Refugee households in Abala that had previously struggled to secure firewood, can now look forward to four months of gas under a UNHCR project.
ABALA REFUGEE CAMP, Niger, August 13 (UNHCR) - A UN refugee agency project in Niger is empowering refugees and protecting the local environment by improving access to domestic energy, thanks to a key partnership with one local business. As a result, households in the area who had previously struggled to secure firewood, can now look forward to four months of gas.
A groundbreaking contract saw the Niger firm install storage centres in remote refugee sites, where physical and financial access is limited, for distribution and bottling. In return, UNHCR procured bottles, stoves and refills to meet the needs of more than 2,600 refugee households in Abala.
For women like Alkaounatou, a Malian refugee and a single mother with three children, the gas project is invaluable. Previously, she had less than US$1 a day to spend on firewood.
Like thousands stranded in Niger and Mali, it took her three hours to find wood and she sometimes skipped meals in order to afford the day's supply. Schemes to fight malnutrition were being reduced to ashes for a few pieces of firewood. Women were also at risk while out foraging.

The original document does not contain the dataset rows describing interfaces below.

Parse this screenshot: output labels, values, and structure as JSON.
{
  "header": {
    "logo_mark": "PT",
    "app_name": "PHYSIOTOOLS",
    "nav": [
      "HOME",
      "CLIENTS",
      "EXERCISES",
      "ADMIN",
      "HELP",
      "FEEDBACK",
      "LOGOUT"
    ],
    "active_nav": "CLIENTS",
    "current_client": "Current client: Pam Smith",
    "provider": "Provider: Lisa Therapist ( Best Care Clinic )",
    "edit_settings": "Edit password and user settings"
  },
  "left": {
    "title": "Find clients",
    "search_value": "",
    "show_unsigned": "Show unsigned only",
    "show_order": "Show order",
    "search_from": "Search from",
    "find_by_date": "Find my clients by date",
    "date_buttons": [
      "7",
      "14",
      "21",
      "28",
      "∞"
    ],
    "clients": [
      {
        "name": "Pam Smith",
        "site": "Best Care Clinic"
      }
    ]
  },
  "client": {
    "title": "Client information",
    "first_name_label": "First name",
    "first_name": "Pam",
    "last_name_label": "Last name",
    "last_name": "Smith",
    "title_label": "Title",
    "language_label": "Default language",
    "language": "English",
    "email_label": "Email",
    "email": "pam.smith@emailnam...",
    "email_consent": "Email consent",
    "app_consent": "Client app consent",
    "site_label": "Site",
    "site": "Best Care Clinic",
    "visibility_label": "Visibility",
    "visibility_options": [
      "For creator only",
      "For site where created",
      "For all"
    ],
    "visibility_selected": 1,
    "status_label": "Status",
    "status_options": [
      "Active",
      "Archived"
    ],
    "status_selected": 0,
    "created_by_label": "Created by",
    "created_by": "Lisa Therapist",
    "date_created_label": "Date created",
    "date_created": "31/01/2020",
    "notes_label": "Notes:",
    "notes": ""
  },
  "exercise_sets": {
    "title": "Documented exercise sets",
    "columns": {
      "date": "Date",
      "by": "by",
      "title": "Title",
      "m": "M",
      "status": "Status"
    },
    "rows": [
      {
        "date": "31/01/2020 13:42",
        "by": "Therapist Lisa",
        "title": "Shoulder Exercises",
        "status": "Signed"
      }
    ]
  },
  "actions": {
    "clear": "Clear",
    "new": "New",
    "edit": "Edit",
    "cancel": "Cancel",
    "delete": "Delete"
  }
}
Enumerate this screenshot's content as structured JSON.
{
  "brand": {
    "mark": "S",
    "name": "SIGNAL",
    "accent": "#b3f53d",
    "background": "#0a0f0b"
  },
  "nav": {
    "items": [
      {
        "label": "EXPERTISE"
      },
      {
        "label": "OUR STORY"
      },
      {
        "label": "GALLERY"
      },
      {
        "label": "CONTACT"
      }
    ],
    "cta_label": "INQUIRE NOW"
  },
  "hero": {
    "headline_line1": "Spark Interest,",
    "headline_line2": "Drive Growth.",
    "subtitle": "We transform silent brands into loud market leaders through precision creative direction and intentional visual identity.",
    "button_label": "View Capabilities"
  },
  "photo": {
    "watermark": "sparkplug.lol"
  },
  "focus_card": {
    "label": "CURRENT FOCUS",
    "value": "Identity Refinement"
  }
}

Today, Alkaounatou earns more than US$2 through her business. "Before the gas reached us, I was forced to sell part of our food ration to buy firewood," she recalls. "But with the gas project, I could save some money, buy merchandise and open my own business. Now I do not depend only on assistance to feed my children."
Maimouna, another single refugee mother with four children, is now similarly self-sufficient. "Gas has very much relieved me," she says. "At one time I used to fetch wood and I was not able to undertake any other activity. Today, I get up, prepare my noodles and roast my pancakes with gas and I sell them."
The project is the first of its kind in Niger and now UNHCR hopes to mobilize its partners, such as France and the European Commission, to help extend the use of gas to other camps. And as Akiyou, chairman of refugees in Abala, noted, it is not only the displaced and local populations that reap the benefits. "The gas came to the rescue of the trees. When there is no tree, there is no life on earth."